In response to suggestions that people help reduce the workload on essential workers while reducing the possibility of exposure to the virus of the hour by only shopping every two weeks instead of weekly or several times a week, I have heard many people claim that this is impossible because fresh food does not last two weeks.

Now I’m not here to lecture you on the very true fact that frozen food is just as good (( and sometimes better than fresh and canned tomatoes at least are have more available lycopene than fresh (and who wants fresh tomatoes in April anyway, gross!) I am here to argue that you can keep much of your fresh produce for two weeks if you really want to. So, here is my list of fresh food that lasts two weeks and how to store them properly to ensure that happens.

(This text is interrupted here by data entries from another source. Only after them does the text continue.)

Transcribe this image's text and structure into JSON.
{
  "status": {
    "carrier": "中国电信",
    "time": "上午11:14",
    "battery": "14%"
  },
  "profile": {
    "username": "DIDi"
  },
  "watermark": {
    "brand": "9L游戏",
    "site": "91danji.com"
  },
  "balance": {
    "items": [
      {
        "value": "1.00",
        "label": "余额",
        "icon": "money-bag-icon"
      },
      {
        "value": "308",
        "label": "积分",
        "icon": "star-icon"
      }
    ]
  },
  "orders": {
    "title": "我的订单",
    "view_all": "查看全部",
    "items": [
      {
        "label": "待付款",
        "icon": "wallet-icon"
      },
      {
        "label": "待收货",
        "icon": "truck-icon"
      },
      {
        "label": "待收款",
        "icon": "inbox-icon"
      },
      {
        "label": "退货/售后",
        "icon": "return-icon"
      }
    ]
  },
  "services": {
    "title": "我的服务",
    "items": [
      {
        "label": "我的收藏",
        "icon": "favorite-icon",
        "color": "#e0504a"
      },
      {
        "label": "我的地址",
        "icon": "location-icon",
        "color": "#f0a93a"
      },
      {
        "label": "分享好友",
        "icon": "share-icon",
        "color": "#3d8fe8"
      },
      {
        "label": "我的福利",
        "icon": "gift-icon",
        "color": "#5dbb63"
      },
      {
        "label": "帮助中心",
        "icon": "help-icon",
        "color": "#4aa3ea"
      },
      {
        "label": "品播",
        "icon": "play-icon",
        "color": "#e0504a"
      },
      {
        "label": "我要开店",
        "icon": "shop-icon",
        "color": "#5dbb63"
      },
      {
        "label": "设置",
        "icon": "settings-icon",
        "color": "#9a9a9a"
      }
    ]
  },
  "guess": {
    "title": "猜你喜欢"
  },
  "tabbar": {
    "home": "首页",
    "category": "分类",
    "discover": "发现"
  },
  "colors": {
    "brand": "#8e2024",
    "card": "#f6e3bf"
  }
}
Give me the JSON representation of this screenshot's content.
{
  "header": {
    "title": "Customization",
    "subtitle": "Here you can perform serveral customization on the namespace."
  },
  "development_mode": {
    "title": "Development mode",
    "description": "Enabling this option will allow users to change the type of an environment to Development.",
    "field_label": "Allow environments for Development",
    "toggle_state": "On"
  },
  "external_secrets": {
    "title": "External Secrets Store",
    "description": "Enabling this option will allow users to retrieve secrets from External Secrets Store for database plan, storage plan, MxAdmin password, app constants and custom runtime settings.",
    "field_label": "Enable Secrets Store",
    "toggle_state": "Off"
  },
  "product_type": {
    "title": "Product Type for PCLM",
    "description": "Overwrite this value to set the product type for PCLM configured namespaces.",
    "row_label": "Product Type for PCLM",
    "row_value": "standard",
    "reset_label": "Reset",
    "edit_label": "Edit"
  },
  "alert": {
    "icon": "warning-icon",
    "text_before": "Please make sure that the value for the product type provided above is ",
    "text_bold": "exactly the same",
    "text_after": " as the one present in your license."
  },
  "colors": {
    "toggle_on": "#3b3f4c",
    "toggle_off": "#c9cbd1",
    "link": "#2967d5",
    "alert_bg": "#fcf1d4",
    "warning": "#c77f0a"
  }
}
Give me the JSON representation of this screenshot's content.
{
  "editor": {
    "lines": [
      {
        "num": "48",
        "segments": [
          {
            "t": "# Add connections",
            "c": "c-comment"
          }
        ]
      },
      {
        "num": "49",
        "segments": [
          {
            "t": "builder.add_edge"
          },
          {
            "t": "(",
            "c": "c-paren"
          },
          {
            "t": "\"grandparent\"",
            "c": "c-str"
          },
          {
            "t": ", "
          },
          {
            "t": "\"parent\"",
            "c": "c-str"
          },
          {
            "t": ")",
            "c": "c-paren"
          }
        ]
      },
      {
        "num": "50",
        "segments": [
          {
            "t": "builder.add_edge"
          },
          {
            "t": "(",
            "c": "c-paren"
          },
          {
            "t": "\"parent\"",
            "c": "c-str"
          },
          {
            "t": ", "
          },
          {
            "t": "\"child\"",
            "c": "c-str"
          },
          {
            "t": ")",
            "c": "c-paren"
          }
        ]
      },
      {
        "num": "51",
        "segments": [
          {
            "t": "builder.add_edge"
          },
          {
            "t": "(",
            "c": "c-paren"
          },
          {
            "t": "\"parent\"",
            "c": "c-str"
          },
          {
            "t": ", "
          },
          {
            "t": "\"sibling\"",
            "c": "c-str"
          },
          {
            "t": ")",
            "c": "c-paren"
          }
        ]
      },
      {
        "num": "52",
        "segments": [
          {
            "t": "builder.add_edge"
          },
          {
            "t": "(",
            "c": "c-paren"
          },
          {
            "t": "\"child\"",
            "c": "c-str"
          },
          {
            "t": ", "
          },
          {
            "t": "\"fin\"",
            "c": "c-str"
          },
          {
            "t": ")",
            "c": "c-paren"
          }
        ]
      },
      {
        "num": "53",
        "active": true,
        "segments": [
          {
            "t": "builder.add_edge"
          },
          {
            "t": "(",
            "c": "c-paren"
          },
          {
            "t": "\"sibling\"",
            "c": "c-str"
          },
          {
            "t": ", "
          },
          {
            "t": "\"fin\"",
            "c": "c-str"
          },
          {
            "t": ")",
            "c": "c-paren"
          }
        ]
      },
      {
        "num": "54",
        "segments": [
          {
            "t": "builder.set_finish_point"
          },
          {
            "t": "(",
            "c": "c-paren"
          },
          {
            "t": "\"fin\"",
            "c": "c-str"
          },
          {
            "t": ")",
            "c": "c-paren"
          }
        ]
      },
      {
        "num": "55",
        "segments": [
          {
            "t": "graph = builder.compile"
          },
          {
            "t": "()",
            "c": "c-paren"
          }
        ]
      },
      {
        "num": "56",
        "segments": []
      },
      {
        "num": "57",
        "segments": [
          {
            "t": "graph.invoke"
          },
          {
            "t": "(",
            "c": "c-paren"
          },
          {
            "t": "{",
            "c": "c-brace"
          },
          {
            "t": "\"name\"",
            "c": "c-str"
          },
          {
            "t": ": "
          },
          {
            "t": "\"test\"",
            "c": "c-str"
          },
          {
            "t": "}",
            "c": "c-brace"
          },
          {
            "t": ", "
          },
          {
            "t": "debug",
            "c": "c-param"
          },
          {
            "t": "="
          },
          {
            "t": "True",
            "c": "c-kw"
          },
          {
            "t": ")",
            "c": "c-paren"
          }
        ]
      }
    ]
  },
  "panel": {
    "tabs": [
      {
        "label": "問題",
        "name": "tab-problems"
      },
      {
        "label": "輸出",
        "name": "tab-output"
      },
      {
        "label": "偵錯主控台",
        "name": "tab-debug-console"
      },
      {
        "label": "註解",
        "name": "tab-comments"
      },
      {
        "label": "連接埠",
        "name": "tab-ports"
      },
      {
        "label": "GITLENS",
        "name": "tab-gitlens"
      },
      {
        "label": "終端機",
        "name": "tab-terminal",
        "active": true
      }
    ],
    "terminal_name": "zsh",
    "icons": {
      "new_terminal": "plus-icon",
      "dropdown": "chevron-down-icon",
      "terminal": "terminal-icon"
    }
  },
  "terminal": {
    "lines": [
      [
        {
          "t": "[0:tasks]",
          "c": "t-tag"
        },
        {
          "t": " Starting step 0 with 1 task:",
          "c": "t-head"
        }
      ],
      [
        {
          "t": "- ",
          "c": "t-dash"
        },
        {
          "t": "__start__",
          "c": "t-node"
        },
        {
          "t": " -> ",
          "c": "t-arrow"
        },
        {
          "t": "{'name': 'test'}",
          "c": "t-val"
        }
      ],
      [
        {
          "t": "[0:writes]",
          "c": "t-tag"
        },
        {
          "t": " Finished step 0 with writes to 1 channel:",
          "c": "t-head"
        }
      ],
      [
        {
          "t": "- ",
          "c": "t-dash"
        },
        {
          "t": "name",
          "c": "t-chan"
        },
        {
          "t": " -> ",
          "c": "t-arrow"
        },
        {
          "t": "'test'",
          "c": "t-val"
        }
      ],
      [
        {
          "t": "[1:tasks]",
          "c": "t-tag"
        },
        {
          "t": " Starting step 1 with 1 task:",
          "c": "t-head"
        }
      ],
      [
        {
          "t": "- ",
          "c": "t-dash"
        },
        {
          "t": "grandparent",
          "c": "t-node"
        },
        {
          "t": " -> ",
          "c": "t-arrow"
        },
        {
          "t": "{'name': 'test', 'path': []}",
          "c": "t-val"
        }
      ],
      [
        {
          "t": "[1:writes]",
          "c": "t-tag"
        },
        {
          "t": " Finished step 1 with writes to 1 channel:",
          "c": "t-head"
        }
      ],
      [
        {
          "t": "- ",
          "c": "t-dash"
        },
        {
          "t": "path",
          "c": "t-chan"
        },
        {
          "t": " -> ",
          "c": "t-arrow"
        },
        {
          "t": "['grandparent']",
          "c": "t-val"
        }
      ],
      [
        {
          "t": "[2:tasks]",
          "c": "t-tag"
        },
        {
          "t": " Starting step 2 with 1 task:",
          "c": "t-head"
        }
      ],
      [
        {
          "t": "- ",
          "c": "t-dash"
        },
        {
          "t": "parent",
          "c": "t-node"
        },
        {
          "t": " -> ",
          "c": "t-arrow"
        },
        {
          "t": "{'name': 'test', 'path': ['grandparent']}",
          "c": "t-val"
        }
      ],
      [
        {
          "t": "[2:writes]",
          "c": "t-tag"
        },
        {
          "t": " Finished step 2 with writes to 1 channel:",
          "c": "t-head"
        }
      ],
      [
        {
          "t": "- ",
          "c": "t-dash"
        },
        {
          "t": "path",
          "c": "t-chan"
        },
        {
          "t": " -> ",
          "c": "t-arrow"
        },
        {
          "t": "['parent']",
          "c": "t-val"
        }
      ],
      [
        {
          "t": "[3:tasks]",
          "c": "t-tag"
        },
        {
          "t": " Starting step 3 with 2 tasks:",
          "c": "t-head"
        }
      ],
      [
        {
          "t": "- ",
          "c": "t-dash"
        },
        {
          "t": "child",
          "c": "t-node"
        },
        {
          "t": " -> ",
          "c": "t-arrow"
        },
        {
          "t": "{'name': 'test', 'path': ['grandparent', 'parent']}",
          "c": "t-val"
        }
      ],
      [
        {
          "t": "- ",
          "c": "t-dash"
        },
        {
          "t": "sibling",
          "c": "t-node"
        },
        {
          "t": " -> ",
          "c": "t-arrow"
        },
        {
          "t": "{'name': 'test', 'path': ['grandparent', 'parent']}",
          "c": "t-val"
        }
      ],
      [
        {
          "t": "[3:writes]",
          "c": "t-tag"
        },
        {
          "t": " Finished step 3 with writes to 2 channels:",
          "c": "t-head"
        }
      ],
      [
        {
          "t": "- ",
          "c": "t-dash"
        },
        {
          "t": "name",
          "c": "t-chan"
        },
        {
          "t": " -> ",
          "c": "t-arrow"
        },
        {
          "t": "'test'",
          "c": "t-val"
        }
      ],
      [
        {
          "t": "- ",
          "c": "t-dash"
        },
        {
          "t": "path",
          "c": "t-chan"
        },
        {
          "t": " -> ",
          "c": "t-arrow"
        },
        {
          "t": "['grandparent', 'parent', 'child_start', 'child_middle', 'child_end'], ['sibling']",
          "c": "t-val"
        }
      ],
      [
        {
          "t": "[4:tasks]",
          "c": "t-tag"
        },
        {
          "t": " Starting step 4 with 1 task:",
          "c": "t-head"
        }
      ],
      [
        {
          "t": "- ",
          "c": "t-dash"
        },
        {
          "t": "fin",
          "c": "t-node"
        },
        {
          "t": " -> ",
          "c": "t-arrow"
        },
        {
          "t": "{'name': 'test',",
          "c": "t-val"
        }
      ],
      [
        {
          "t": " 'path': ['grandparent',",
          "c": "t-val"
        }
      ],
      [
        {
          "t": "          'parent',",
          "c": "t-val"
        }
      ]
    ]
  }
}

  1. Winter Squash- I have a whole bunch of squash I picked last fall that is still good. I just ate my last butternut (so sad) and it was tasty and sweet. I keep them in my kitchen in a milkcrate. No special treatment.
  2. Apples. Apples can last several months stored properly. Proper storage for several months does take a bit of planning, but unbruised apples will last on your countertop for two weeks or more without any special treatment. Put them in the fridge, and they will last a month or more, but store them in a sealed container because the gasses they give off may cause your other produce to spoil more quickly.
  3. Potatoes. Again, you can store potatoes for months with a little planning, but you can certainly keep them in your cupboard for two weeks without any special fuss. Just put them in a dark, dry place that doesn’t get too hot or cold. Baby potatoes go bad faster than the big ones.
  4. Onions can also last for months with proper treatment. To get them to last two weeks, just put them in a dark, dry place and don’t expose them to cold of they might decide its spring when it gets warm again. I find green onions or scallions also last quite nicely if I wash, thoroughly dry and chip them up right away and store them in a canning jar in the fridge.
  5. Citrus, including lemons, limes, oranges, and grapefruit, well easily last more than two weeks in the fridge. The thicker the skin, the longer they’ll last on your counter. All of them will last at least a week without refrigeration.
  6. Grapes will last two weeks in the fridge if you don’t wash them until you are ready to eat them.
  7. Pomegranates are only available for a short time, alas, but they will last up to three weeks in your fridge.
  8. Peppers will easily last two weeks in the fridge. I like to slice and dice them right away when I get home and toss them in the freezer in recipe-sized packages to save time when I’m throwing a meal together.


  1. Bananas. Ripe bananas don’t last very long, but green bananas can take a week or more to ripen. So buy some ripe ones and some green ones and boom, you have two weeks worth of bananas. If they get overripe, put them in the freezer for banana bread.
  2. Avocadoes. Like bananas, avocadoes don’t last long once they are ripe, but buy some hard green ones and they can take a week to ripen on your counter so you have avocadoes for next week. If you are worried, go ahead and mash them and put them in a baggie in the freezer. Yep, they freeze fine.
  3. Pears. Like both bananas and avocados, unripe pears can take several days to a week to ripen on your counter. Once ripe, they’ll last another week in the fridge.
  4. Root Vegetables like carrots, turnips, parsnips and beets will easily last two weeks in the fridge. Trim their greens and eat them (not the parsnips!) right away and keep the roots wrapped up in the fridge.
  5. Brussels sprouts will last well into their second week if you store them wrapped in a damp towel in the fridge. If you can get them still attached to the stalk, they will last longer.

Make your delicate produce last as long as possible

  1. Lettuce and other delicate leafy greens will only last a few days in the fridge, but you can extend their life to up to a week if you separate, wash and thoroughly dry the leaves and store them layered in towels in the fridge.
  2. Herbs like parsley will last best if you trim them of any wilted leaves and make sure they are very dry before you store them in the fridge.
  3. Peaches. Alas, peaches have a tiny window between ripe and gross. But if you get some ripe and some hard as rocks, you’ll have a few more days of peaches.

And remember to practice good refrigerator hygiene! Clean out your fridge at least once a week so nothing gets forgotten. Put your produce in your belly!

Liked it? Take a second to support Morningbird on Patreon!
Become a patron at Patreon!